Web page and app entries
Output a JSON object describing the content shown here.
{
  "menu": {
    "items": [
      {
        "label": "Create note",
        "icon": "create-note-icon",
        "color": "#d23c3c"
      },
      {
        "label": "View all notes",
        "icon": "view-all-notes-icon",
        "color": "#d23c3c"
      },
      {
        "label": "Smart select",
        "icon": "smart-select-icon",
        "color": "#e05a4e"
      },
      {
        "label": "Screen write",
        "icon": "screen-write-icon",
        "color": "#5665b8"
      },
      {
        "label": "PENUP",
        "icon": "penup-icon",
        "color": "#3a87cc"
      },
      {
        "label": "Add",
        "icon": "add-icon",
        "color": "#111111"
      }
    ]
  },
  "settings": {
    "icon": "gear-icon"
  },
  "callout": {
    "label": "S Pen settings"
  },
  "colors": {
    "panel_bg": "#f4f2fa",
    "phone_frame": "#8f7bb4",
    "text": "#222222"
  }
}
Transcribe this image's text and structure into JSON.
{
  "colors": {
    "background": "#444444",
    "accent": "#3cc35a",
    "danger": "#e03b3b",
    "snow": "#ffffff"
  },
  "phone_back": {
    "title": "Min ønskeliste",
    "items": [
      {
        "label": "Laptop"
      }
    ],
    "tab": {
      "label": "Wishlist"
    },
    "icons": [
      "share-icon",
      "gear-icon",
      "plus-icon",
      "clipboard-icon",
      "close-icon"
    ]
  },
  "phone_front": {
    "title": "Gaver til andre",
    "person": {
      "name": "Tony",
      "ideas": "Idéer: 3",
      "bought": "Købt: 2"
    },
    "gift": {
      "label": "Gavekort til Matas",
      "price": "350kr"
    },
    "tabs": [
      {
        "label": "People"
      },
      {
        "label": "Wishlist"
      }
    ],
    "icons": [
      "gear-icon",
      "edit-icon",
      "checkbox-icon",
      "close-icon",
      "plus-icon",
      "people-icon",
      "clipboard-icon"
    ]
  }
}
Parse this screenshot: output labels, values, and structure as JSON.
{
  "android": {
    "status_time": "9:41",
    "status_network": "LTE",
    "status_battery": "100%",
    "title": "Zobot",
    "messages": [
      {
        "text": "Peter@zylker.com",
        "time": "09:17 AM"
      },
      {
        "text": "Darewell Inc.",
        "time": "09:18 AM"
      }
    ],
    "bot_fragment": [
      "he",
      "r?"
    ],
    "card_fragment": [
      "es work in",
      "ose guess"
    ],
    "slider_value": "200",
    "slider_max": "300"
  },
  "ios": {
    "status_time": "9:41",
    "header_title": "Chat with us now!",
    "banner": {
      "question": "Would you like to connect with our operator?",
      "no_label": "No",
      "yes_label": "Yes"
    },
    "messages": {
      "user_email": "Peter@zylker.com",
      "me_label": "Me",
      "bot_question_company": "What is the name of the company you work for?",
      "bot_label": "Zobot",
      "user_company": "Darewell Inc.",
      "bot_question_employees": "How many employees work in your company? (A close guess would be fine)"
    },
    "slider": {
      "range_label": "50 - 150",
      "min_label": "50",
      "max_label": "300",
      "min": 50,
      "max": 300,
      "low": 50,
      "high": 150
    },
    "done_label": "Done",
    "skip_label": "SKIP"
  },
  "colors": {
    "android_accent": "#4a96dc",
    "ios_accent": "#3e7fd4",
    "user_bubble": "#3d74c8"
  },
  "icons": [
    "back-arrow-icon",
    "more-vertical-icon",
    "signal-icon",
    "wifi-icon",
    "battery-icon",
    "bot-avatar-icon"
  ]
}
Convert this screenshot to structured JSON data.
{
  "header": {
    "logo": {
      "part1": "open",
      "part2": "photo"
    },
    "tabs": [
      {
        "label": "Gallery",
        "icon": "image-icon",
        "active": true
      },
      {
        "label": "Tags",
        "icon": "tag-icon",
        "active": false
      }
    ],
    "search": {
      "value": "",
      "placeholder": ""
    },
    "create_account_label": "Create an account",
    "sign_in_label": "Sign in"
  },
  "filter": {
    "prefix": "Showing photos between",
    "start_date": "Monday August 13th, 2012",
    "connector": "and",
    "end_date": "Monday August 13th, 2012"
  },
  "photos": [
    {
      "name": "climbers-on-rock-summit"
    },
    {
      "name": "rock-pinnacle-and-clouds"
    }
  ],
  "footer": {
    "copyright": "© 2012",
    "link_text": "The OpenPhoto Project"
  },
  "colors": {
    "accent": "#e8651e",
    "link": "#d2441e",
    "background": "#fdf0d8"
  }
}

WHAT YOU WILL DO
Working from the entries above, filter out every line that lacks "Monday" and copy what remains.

TASK OUTPUT
    "start_date": "Monday August 13th, 2012",
    "end_date": "Monday August 13th, 2012"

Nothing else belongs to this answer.